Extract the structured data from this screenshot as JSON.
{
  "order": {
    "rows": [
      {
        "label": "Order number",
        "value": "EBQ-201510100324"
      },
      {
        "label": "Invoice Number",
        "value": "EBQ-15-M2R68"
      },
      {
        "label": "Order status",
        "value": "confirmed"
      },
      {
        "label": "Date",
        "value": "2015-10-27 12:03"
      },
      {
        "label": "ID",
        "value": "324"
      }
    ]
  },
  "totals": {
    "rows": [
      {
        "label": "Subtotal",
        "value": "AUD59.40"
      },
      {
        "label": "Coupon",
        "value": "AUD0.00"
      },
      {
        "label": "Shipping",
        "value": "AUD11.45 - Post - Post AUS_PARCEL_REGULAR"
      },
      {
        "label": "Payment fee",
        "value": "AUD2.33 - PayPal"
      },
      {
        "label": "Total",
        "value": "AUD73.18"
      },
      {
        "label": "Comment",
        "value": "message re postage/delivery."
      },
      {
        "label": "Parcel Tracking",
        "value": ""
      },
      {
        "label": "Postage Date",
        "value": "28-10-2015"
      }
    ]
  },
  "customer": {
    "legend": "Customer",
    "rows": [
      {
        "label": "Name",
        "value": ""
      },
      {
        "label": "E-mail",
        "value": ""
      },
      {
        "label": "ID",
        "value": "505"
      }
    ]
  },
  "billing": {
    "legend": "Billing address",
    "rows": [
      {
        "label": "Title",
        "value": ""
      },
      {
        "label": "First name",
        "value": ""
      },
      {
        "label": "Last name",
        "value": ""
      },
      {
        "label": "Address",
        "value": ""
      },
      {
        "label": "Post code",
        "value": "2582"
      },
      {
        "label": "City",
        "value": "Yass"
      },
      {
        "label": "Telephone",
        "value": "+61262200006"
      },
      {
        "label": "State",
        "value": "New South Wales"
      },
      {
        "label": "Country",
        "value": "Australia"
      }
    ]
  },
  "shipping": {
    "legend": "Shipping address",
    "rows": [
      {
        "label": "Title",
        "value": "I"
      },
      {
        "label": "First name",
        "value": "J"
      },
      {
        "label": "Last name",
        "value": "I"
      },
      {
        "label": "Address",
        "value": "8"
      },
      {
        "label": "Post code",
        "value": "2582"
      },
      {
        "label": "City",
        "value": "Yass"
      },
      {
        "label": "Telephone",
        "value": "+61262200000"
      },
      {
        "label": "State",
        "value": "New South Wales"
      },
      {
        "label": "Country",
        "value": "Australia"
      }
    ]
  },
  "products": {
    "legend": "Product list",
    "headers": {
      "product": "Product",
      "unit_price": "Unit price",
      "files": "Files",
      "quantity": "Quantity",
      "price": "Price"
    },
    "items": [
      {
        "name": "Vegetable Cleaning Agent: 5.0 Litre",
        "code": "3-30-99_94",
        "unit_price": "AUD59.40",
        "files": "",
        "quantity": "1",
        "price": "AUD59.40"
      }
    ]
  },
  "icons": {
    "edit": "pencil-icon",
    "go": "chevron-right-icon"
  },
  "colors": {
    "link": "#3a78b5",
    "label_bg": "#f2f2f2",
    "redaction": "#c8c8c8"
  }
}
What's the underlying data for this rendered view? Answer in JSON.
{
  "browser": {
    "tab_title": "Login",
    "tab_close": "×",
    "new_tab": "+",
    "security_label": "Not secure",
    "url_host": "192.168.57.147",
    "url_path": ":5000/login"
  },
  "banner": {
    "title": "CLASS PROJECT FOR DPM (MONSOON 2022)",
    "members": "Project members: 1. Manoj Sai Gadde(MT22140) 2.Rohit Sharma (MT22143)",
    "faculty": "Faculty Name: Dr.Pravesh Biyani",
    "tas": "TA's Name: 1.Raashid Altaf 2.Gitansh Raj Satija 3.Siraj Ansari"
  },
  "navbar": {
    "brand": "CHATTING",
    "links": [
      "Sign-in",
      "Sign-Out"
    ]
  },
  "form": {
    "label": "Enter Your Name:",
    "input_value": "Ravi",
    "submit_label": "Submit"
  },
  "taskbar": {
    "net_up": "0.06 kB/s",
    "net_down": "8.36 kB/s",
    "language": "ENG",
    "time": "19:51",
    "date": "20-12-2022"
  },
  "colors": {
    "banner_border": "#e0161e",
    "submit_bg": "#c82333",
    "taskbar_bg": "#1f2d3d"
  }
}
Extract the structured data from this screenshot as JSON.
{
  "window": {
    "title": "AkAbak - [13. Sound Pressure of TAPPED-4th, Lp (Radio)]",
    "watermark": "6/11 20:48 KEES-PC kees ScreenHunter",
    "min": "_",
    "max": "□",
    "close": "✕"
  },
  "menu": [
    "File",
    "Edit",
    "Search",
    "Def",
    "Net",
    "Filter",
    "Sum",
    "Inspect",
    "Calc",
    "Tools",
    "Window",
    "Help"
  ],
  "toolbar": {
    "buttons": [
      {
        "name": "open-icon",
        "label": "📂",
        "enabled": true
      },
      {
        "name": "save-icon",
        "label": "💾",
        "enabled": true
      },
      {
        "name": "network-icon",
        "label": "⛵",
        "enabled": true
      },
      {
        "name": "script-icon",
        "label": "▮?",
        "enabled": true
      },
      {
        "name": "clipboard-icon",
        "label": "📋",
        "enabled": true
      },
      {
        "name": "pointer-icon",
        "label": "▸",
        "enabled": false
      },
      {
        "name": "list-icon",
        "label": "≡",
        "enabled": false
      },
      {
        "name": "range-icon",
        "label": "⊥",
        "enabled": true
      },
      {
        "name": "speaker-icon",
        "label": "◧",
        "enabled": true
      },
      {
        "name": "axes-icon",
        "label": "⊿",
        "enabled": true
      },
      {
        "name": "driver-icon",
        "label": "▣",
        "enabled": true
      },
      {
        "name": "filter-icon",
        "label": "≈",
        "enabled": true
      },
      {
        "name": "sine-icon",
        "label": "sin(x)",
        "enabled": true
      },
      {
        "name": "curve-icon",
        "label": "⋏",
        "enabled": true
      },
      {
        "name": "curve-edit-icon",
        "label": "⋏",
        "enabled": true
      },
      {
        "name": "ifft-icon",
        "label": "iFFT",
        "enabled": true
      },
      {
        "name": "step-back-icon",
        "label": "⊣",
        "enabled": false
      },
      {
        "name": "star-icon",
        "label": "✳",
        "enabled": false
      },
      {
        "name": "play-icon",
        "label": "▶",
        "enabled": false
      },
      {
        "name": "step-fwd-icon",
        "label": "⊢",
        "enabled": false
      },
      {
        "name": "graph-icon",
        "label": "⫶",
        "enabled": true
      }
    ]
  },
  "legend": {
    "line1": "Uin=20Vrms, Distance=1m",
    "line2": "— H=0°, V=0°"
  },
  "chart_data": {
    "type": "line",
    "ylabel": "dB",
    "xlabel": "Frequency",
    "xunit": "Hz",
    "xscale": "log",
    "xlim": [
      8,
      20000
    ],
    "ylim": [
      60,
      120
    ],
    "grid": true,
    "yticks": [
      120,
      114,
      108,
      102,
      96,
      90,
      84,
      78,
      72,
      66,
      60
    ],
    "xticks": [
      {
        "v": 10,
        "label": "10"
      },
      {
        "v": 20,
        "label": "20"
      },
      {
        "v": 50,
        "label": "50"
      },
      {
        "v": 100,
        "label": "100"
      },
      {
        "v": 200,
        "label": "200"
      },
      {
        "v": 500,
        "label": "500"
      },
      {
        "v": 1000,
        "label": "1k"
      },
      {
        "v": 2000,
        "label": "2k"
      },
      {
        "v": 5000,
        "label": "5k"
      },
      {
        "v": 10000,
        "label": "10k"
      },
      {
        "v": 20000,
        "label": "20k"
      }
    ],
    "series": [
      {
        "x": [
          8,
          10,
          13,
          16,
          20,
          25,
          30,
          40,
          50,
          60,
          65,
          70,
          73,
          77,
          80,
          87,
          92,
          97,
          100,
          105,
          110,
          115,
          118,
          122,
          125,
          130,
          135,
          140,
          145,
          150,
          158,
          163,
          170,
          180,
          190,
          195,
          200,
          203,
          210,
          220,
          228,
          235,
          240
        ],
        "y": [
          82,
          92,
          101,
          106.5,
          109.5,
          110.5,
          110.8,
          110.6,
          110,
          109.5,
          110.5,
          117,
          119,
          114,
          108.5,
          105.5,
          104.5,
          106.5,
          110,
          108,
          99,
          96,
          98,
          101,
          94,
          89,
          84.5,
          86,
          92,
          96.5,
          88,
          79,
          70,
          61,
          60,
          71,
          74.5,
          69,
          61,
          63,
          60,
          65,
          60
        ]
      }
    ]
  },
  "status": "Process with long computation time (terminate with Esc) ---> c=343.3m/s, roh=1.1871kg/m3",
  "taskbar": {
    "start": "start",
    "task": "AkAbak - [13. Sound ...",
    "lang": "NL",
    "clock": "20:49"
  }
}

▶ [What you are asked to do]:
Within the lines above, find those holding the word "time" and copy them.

▶ [Response to the exercise]:
    "time": "19:51",
  "status": "Process with long computation time (terminate with Esc) ---> c=343.3m/s, roh=1.1871kg/m3",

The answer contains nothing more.